That is of course a very important part of SDG 5, which is specifically on gender balance, and the sustainable development goals do not just apply to other countries but to us as well. That is why we have been undertaking a review, across government, to see how the sustainable development goals are going to be impacted in this country, which is being done jointly with the Cabinet Office. We will be publishing Agenda 2030 very shortly to set out our plans in that area, and we will monitor them through the Office for National Statistics.

My Lords, £200 million for famine in Africa is a welcome start. Will the Minister confirm that it is a start? Will he look at finding further money within our development programme? Will he talk to all the NGOs and get them mobilised? Will he, above all, get in touch with our partners in the European Union and make sure that they bilaterally and collectively get together? This is a major tragedy of famine in Somalia, in South Sudan, in Nigeria and elsewhere. Unless we get some concerted worldwide action, hundreds of thousands—millions—of people will die needlessly. Will he give that the top priority that is absolutely necessary?

I will certainly do that. I absolutely agree with the noble Lord that this is a priority. So far this century, in the first 17 years, one certified famine has actually occurred. We now have one certified today in South Sudan, affecting some 6 million people; we have credible evidence that there will be three further—in Yemen, north-east Nigeria, and Somalia. That is why the help is urgently needed, because as the noble Lord rightly said, we cannot do this alone. We need the international community to come together to tackle this issue and that is exactly the plea which the Prime Minister and the Secretary of State made today.

To return to the initial question, are the Government aware that in many third-world countries, the divide between rural and urban is a false divide? The effectiveness of laws depends on urban women who fight for the rights of all women. Therefore to make a decision that something is not helping rural areas is a false decision.

That is absolutely right—Ethiopia bears that example out. It has a very good law that says that the minimum marriage age is 18, but in many rural areas more than 50% of girls under the age of 14 are being married. We recognise that. Economic development, education and good healthcare and family planning are all part of this. We are helping on all of those fronts.

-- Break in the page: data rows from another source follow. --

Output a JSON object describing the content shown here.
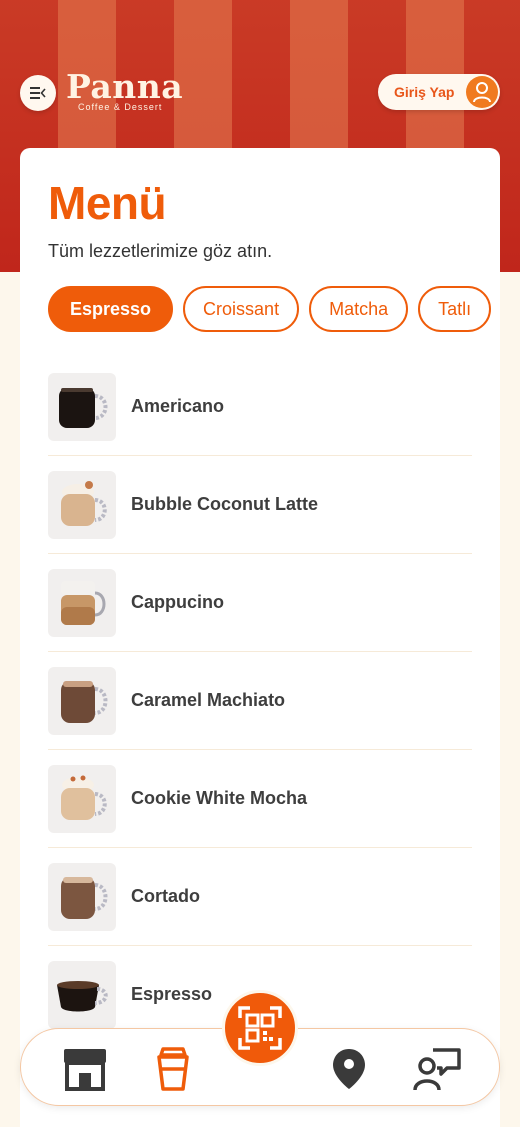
{
  "header": {
    "brand_name": "Panna",
    "brand_tagline": "Coffee & Dessert",
    "login_label": "Giriş Yap"
  },
  "page": {
    "title": "Menü",
    "subtitle": "Tüm lezzetlerimize göz atın."
  },
  "categories": [
    {
      "label": "Espresso",
      "active": true
    },
    {
      "label": "Croissant",
      "active": false
    },
    {
      "label": "Matcha",
      "active": false
    },
    {
      "label": "Tatlı",
      "active": false
    }
  ],
  "menu_items": [
    {
      "name": "Americano",
      "icon": "black-coffee-cup-icon"
    },
    {
      "name": "Bubble Coconut Latte",
      "icon": "latte-cup-icon"
    },
    {
      "name": "Cappucino",
      "icon": "cappuccino-glass-icon"
    },
    {
      "name": "Caramel Machiato",
      "icon": "caramel-cup-icon"
    },
    {
      "name": "Cookie White Mocha",
      "icon": "mocha-cup-icon"
    },
    {
      "name": "Cortado",
      "icon": "cortado-cup-icon"
    },
    {
      "name": "Espresso",
      "icon": "espresso-cup-icon"
    }
  ],
  "bottom_nav": {
    "items": [
      "store-icon",
      "drink-cup-icon",
      "qr-code-icon",
      "location-pin-icon",
      "support-chat-icon"
    ]
  },
  "colors": {
    "accent": "#ef5c0a",
    "hero_red": "#c0261b",
    "hero_stripe": "#d4563a",
    "background": "#fdf7ec"
  }
}
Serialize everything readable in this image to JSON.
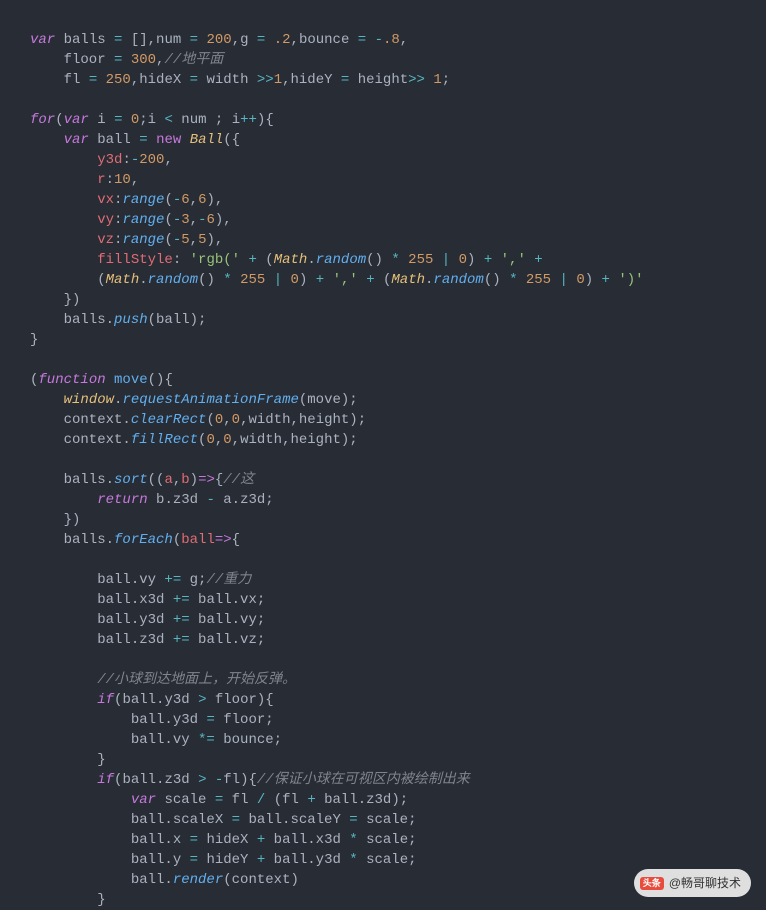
{
  "code": {
    "l1": [
      {
        "c": "kw",
        "t": "var"
      },
      {
        "c": "txt",
        "t": " balls "
      },
      {
        "c": "op",
        "t": "="
      },
      {
        "c": "txt",
        "t": " "
      },
      {
        "c": "bracket",
        "t": "[]"
      },
      {
        "c": "txt",
        "t": ",num "
      },
      {
        "c": "op",
        "t": "="
      },
      {
        "c": "txt",
        "t": " "
      },
      {
        "c": "num",
        "t": "200"
      },
      {
        "c": "txt",
        "t": ",g "
      },
      {
        "c": "op",
        "t": "="
      },
      {
        "c": "txt",
        "t": " "
      },
      {
        "c": "num",
        "t": ".2"
      },
      {
        "c": "txt",
        "t": ",bounce "
      },
      {
        "c": "op",
        "t": "="
      },
      {
        "c": "txt",
        "t": " "
      },
      {
        "c": "op",
        "t": "-"
      },
      {
        "c": "num",
        "t": ".8"
      },
      {
        "c": "txt",
        "t": ","
      }
    ],
    "l2": [
      {
        "c": "txt",
        "t": "    floor "
      },
      {
        "c": "op",
        "t": "="
      },
      {
        "c": "txt",
        "t": " "
      },
      {
        "c": "num",
        "t": "300"
      },
      {
        "c": "txt",
        "t": ","
      },
      {
        "c": "comment",
        "t": "//地平面"
      }
    ],
    "l3": [
      {
        "c": "txt",
        "t": "    fl "
      },
      {
        "c": "op",
        "t": "="
      },
      {
        "c": "txt",
        "t": " "
      },
      {
        "c": "num",
        "t": "250"
      },
      {
        "c": "txt",
        "t": ",hideX "
      },
      {
        "c": "op",
        "t": "="
      },
      {
        "c": "txt",
        "t": " width "
      },
      {
        "c": "op",
        "t": ">>"
      },
      {
        "c": "num",
        "t": "1"
      },
      {
        "c": "txt",
        "t": ",hideY "
      },
      {
        "c": "op",
        "t": "="
      },
      {
        "c": "txt",
        "t": " height"
      },
      {
        "c": "op",
        "t": ">>"
      },
      {
        "c": "txt",
        "t": " "
      },
      {
        "c": "num",
        "t": "1"
      },
      {
        "c": "txt",
        "t": ";"
      }
    ],
    "l4": [],
    "l5": [
      {
        "c": "kw",
        "t": "for"
      },
      {
        "c": "paren",
        "t": "("
      },
      {
        "c": "kw",
        "t": "var"
      },
      {
        "c": "txt",
        "t": " i "
      },
      {
        "c": "op",
        "t": "="
      },
      {
        "c": "txt",
        "t": " "
      },
      {
        "c": "num",
        "t": "0"
      },
      {
        "c": "txt",
        "t": ";i "
      },
      {
        "c": "op",
        "t": "<"
      },
      {
        "c": "txt",
        "t": " num ; i"
      },
      {
        "c": "op",
        "t": "++"
      },
      {
        "c": "paren",
        "t": ")"
      },
      {
        "c": "bracket",
        "t": "{"
      }
    ],
    "l6": [
      {
        "c": "txt",
        "t": "    "
      },
      {
        "c": "kw",
        "t": "var"
      },
      {
        "c": "txt",
        "t": " ball "
      },
      {
        "c": "op",
        "t": "="
      },
      {
        "c": "txt",
        "t": " "
      },
      {
        "c": "new-kw",
        "t": "new"
      },
      {
        "c": "txt",
        "t": " "
      },
      {
        "c": "class-name",
        "t": "Ball"
      },
      {
        "c": "paren",
        "t": "("
      },
      {
        "c": "bracket",
        "t": "{"
      }
    ],
    "l7": [
      {
        "c": "txt",
        "t": "        "
      },
      {
        "c": "prop",
        "t": "y3d"
      },
      {
        "c": "txt",
        "t": ":"
      },
      {
        "c": "op",
        "t": "-"
      },
      {
        "c": "num",
        "t": "200"
      },
      {
        "c": "txt",
        "t": ","
      }
    ],
    "l8": [
      {
        "c": "txt",
        "t": "        "
      },
      {
        "c": "prop",
        "t": "r"
      },
      {
        "c": "txt",
        "t": ":"
      },
      {
        "c": "num",
        "t": "10"
      },
      {
        "c": "txt",
        "t": ","
      }
    ],
    "l9": [
      {
        "c": "txt",
        "t": "        "
      },
      {
        "c": "prop",
        "t": "vx"
      },
      {
        "c": "txt",
        "t": ":"
      },
      {
        "c": "fn",
        "t": "range"
      },
      {
        "c": "paren",
        "t": "("
      },
      {
        "c": "op",
        "t": "-"
      },
      {
        "c": "num",
        "t": "6"
      },
      {
        "c": "txt",
        "t": ","
      },
      {
        "c": "num",
        "t": "6"
      },
      {
        "c": "paren",
        "t": ")"
      },
      {
        "c": "txt",
        "t": ","
      }
    ],
    "l10": [
      {
        "c": "txt",
        "t": "        "
      },
      {
        "c": "prop",
        "t": "vy"
      },
      {
        "c": "txt",
        "t": ":"
      },
      {
        "c": "fn",
        "t": "range"
      },
      {
        "c": "paren",
        "t": "("
      },
      {
        "c": "op",
        "t": "-"
      },
      {
        "c": "num",
        "t": "3"
      },
      {
        "c": "txt",
        "t": ","
      },
      {
        "c": "op",
        "t": "-"
      },
      {
        "c": "num",
        "t": "6"
      },
      {
        "c": "paren",
        "t": ")"
      },
      {
        "c": "txt",
        "t": ","
      }
    ],
    "l11": [
      {
        "c": "txt",
        "t": "        "
      },
      {
        "c": "prop",
        "t": "vz"
      },
      {
        "c": "txt",
        "t": ":"
      },
      {
        "c": "fn",
        "t": "range"
      },
      {
        "c": "paren",
        "t": "("
      },
      {
        "c": "op",
        "t": "-"
      },
      {
        "c": "num",
        "t": "5"
      },
      {
        "c": "txt",
        "t": ","
      },
      {
        "c": "num",
        "t": "5"
      },
      {
        "c": "paren",
        "t": ")"
      },
      {
        "c": "txt",
        "t": ","
      }
    ],
    "l12": [
      {
        "c": "txt",
        "t": "        "
      },
      {
        "c": "prop",
        "t": "fillStyle"
      },
      {
        "c": "txt",
        "t": ": "
      },
      {
        "c": "str",
        "t": "'rgb('"
      },
      {
        "c": "txt",
        "t": " "
      },
      {
        "c": "op",
        "t": "+"
      },
      {
        "c": "txt",
        "t": " "
      },
      {
        "c": "paren",
        "t": "("
      },
      {
        "c": "class-name",
        "t": "Math"
      },
      {
        "c": "txt",
        "t": "."
      },
      {
        "c": "fn",
        "t": "random"
      },
      {
        "c": "paren",
        "t": "()"
      },
      {
        "c": "txt",
        "t": " "
      },
      {
        "c": "op",
        "t": "*"
      },
      {
        "c": "txt",
        "t": " "
      },
      {
        "c": "num",
        "t": "255"
      },
      {
        "c": "txt",
        "t": " "
      },
      {
        "c": "op",
        "t": "|"
      },
      {
        "c": "txt",
        "t": " "
      },
      {
        "c": "num",
        "t": "0"
      },
      {
        "c": "paren",
        "t": ")"
      },
      {
        "c": "txt",
        "t": " "
      },
      {
        "c": "op",
        "t": "+"
      },
      {
        "c": "txt",
        "t": " "
      },
      {
        "c": "str",
        "t": "','"
      },
      {
        "c": "txt",
        "t": " "
      },
      {
        "c": "op",
        "t": "+"
      }
    ],
    "l13": [
      {
        "c": "txt",
        "t": "        "
      },
      {
        "c": "paren",
        "t": "("
      },
      {
        "c": "class-name",
        "t": "Math"
      },
      {
        "c": "txt",
        "t": "."
      },
      {
        "c": "fn",
        "t": "random"
      },
      {
        "c": "paren",
        "t": "()"
      },
      {
        "c": "txt",
        "t": " "
      },
      {
        "c": "op",
        "t": "*"
      },
      {
        "c": "txt",
        "t": " "
      },
      {
        "c": "num",
        "t": "255"
      },
      {
        "c": "txt",
        "t": " "
      },
      {
        "c": "op",
        "t": "|"
      },
      {
        "c": "txt",
        "t": " "
      },
      {
        "c": "num",
        "t": "0"
      },
      {
        "c": "paren",
        "t": ")"
      },
      {
        "c": "txt",
        "t": " "
      },
      {
        "c": "op",
        "t": "+"
      },
      {
        "c": "txt",
        "t": " "
      },
      {
        "c": "str",
        "t": "','"
      },
      {
        "c": "txt",
        "t": " "
      },
      {
        "c": "op",
        "t": "+"
      },
      {
        "c": "txt",
        "t": " "
      },
      {
        "c": "paren",
        "t": "("
      },
      {
        "c": "class-name",
        "t": "Math"
      },
      {
        "c": "txt",
        "t": "."
      },
      {
        "c": "fn",
        "t": "random"
      },
      {
        "c": "paren",
        "t": "()"
      },
      {
        "c": "txt",
        "t": " "
      },
      {
        "c": "op",
        "t": "*"
      },
      {
        "c": "txt",
        "t": " "
      },
      {
        "c": "num",
        "t": "255"
      },
      {
        "c": "txt",
        "t": " "
      },
      {
        "c": "op",
        "t": "|"
      },
      {
        "c": "txt",
        "t": " "
      },
      {
        "c": "num",
        "t": "0"
      },
      {
        "c": "paren",
        "t": ")"
      },
      {
        "c": "txt",
        "t": " "
      },
      {
        "c": "op",
        "t": "+"
      },
      {
        "c": "txt",
        "t": " "
      },
      {
        "c": "str",
        "t": "')'"
      }
    ],
    "l14": [
      {
        "c": "txt",
        "t": "    "
      },
      {
        "c": "bracket",
        "t": "}"
      },
      {
        "c": "paren",
        "t": ")"
      }
    ],
    "l15": [
      {
        "c": "txt",
        "t": "    balls."
      },
      {
        "c": "fn",
        "t": "push"
      },
      {
        "c": "paren",
        "t": "("
      },
      {
        "c": "txt",
        "t": "ball"
      },
      {
        "c": "paren",
        "t": ")"
      },
      {
        "c": "txt",
        "t": ";"
      }
    ],
    "l16": [
      {
        "c": "bracket",
        "t": "}"
      }
    ],
    "l17": [],
    "l18": [
      {
        "c": "paren",
        "t": "("
      },
      {
        "c": "fn-decl",
        "t": "function"
      },
      {
        "c": "txt",
        "t": " "
      },
      {
        "c": "fn-name",
        "t": "move"
      },
      {
        "c": "paren",
        "t": "()"
      },
      {
        "c": "bracket",
        "t": "{"
      }
    ],
    "l19": [
      {
        "c": "txt",
        "t": "    "
      },
      {
        "c": "class-name",
        "t": "window"
      },
      {
        "c": "txt",
        "t": "."
      },
      {
        "c": "fn",
        "t": "requestAnimationFrame"
      },
      {
        "c": "paren",
        "t": "("
      },
      {
        "c": "txt",
        "t": "move"
      },
      {
        "c": "paren",
        "t": ")"
      },
      {
        "c": "txt",
        "t": ";"
      }
    ],
    "l20": [
      {
        "c": "txt",
        "t": "    context."
      },
      {
        "c": "fn",
        "t": "clearRect"
      },
      {
        "c": "paren",
        "t": "("
      },
      {
        "c": "num",
        "t": "0"
      },
      {
        "c": "txt",
        "t": ","
      },
      {
        "c": "num",
        "t": "0"
      },
      {
        "c": "txt",
        "t": ",width,height"
      },
      {
        "c": "paren",
        "t": ")"
      },
      {
        "c": "txt",
        "t": ";"
      }
    ],
    "l21": [
      {
        "c": "txt",
        "t": "    context."
      },
      {
        "c": "fn",
        "t": "fillRect"
      },
      {
        "c": "paren",
        "t": "("
      },
      {
        "c": "num",
        "t": "0"
      },
      {
        "c": "txt",
        "t": ","
      },
      {
        "c": "num",
        "t": "0"
      },
      {
        "c": "txt",
        "t": ",width,height"
      },
      {
        "c": "paren",
        "t": ")"
      },
      {
        "c": "txt",
        "t": ";"
      }
    ],
    "l22": [],
    "l23": [
      {
        "c": "txt",
        "t": "    balls."
      },
      {
        "c": "fn",
        "t": "sort"
      },
      {
        "c": "paren",
        "t": "(("
      },
      {
        "c": "var-name",
        "t": "a"
      },
      {
        "c": "txt",
        "t": ","
      },
      {
        "c": "var-name",
        "t": "b"
      },
      {
        "c": "paren",
        "t": ")"
      },
      {
        "c": "arrow",
        "t": "=>"
      },
      {
        "c": "bracket",
        "t": "{"
      },
      {
        "c": "comment",
        "t": "//这"
      }
    ],
    "l24": [
      {
        "c": "txt",
        "t": "        "
      },
      {
        "c": "kw",
        "t": "return"
      },
      {
        "c": "txt",
        "t": " b.z3d "
      },
      {
        "c": "op",
        "t": "-"
      },
      {
        "c": "txt",
        "t": " a.z3d;"
      }
    ],
    "l25": [
      {
        "c": "txt",
        "t": "    "
      },
      {
        "c": "bracket",
        "t": "}"
      },
      {
        "c": "paren",
        "t": ")"
      }
    ],
    "l26": [
      {
        "c": "txt",
        "t": "    balls."
      },
      {
        "c": "fn",
        "t": "forEach"
      },
      {
        "c": "paren",
        "t": "("
      },
      {
        "c": "var-name",
        "t": "ball"
      },
      {
        "c": "arrow",
        "t": "=>"
      },
      {
        "c": "bracket",
        "t": "{"
      }
    ],
    "l27": [],
    "l28": [
      {
        "c": "txt",
        "t": "        ball.vy "
      },
      {
        "c": "op",
        "t": "+="
      },
      {
        "c": "txt",
        "t": " g;"
      },
      {
        "c": "comment",
        "t": "//重力"
      }
    ],
    "l29": [
      {
        "c": "txt",
        "t": "        ball.x3d "
      },
      {
        "c": "op",
        "t": "+="
      },
      {
        "c": "txt",
        "t": " ball.vx;"
      }
    ],
    "l30": [
      {
        "c": "txt",
        "t": "        ball.y3d "
      },
      {
        "c": "op",
        "t": "+="
      },
      {
        "c": "txt",
        "t": " ball.vy;"
      }
    ],
    "l31": [
      {
        "c": "txt",
        "t": "        ball.z3d "
      },
      {
        "c": "op",
        "t": "+="
      },
      {
        "c": "txt",
        "t": " ball.vz;"
      }
    ],
    "l32": [],
    "l33": [
      {
        "c": "txt",
        "t": "        "
      },
      {
        "c": "comment",
        "t": "//小球到达地面上，开始反弹。"
      }
    ],
    "l34": [
      {
        "c": "txt",
        "t": "        "
      },
      {
        "c": "kw",
        "t": "if"
      },
      {
        "c": "paren",
        "t": "("
      },
      {
        "c": "txt",
        "t": "ball.y3d "
      },
      {
        "c": "op",
        "t": ">"
      },
      {
        "c": "txt",
        "t": " floor"
      },
      {
        "c": "paren",
        "t": ")"
      },
      {
        "c": "bracket",
        "t": "{"
      }
    ],
    "l35": [
      {
        "c": "txt",
        "t": "            ball.y3d "
      },
      {
        "c": "op",
        "t": "="
      },
      {
        "c": "txt",
        "t": " floor;"
      }
    ],
    "l36": [
      {
        "c": "txt",
        "t": "            ball.vy "
      },
      {
        "c": "op",
        "t": "*="
      },
      {
        "c": "txt",
        "t": " bounce;"
      }
    ],
    "l37": [
      {
        "c": "txt",
        "t": "        "
      },
      {
        "c": "bracket",
        "t": "}"
      }
    ],
    "l38": [
      {
        "c": "txt",
        "t": "        "
      },
      {
        "c": "kw",
        "t": "if"
      },
      {
        "c": "paren",
        "t": "("
      },
      {
        "c": "txt",
        "t": "ball.z3d "
      },
      {
        "c": "op",
        "t": ">"
      },
      {
        "c": "txt",
        "t": " "
      },
      {
        "c": "op",
        "t": "-"
      },
      {
        "c": "txt",
        "t": "fl"
      },
      {
        "c": "paren",
        "t": ")"
      },
      {
        "c": "bracket",
        "t": "{"
      },
      {
        "c": "comment",
        "t": "//保证小球在可视区内被绘制出来"
      }
    ],
    "l39": [
      {
        "c": "txt",
        "t": "            "
      },
      {
        "c": "kw",
        "t": "var"
      },
      {
        "c": "txt",
        "t": " scale "
      },
      {
        "c": "op",
        "t": "="
      },
      {
        "c": "txt",
        "t": " fl "
      },
      {
        "c": "op",
        "t": "/"
      },
      {
        "c": "txt",
        "t": " "
      },
      {
        "c": "paren",
        "t": "("
      },
      {
        "c": "txt",
        "t": "fl "
      },
      {
        "c": "op",
        "t": "+"
      },
      {
        "c": "txt",
        "t": " ball.z3d"
      },
      {
        "c": "paren",
        "t": ")"
      },
      {
        "c": "txt",
        "t": ";"
      }
    ],
    "l40": [
      {
        "c": "txt",
        "t": "            ball.scaleX "
      },
      {
        "c": "op",
        "t": "="
      },
      {
        "c": "txt",
        "t": " ball.scaleY "
      },
      {
        "c": "op",
        "t": "="
      },
      {
        "c": "txt",
        "t": " scale;"
      }
    ],
    "l41": [
      {
        "c": "txt",
        "t": "            ball.x "
      },
      {
        "c": "op",
        "t": "="
      },
      {
        "c": "txt",
        "t": " hideX "
      },
      {
        "c": "op",
        "t": "+"
      },
      {
        "c": "txt",
        "t": " ball.x3d "
      },
      {
        "c": "op",
        "t": "*"
      },
      {
        "c": "txt",
        "t": " scale;"
      }
    ],
    "l42": [
      {
        "c": "txt",
        "t": "            ball.y "
      },
      {
        "c": "op",
        "t": "="
      },
      {
        "c": "txt",
        "t": " hideY "
      },
      {
        "c": "op",
        "t": "+"
      },
      {
        "c": "txt",
        "t": " ball.y3d "
      },
      {
        "c": "op",
        "t": "*"
      },
      {
        "c": "txt",
        "t": " scale;"
      }
    ],
    "l43": [
      {
        "c": "txt",
        "t": "            ball."
      },
      {
        "c": "fn",
        "t": "render"
      },
      {
        "c": "paren",
        "t": "("
      },
      {
        "c": "txt",
        "t": "context"
      },
      {
        "c": "paren",
        "t": ")"
      }
    ],
    "l44": [
      {
        "c": "txt",
        "t": "        "
      },
      {
        "c": "bracket",
        "t": "}"
      }
    ]
  },
  "watermark": {
    "logo": "头条",
    "text": "@畅哥聊技术"
  }
}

My Lords, research shows that girls in many developing countries consistently get passed over for, or denied access to, the services they need. Often it is negative, entrenched social norms about a girl’s value that prevent girls accessing services such as immunisations and education. Does the Minister agree with me that cultural programmes like Yegna which aim to empower women and create new social norms are vital to ensure that no woman is left behind?

I strongly agree with the first part of the noble Baroness’s remarks. She is absolutely right. The only way that poverty will be eradicated is with economic growth and economic development. No country can have economic development if it leaves half its people behind. That is why you need education, family planning and economic development. We have been working on all of these. The Secretary of State was in Ethiopia last month, launching a new economic strategy which has women and girls at the very heart of it.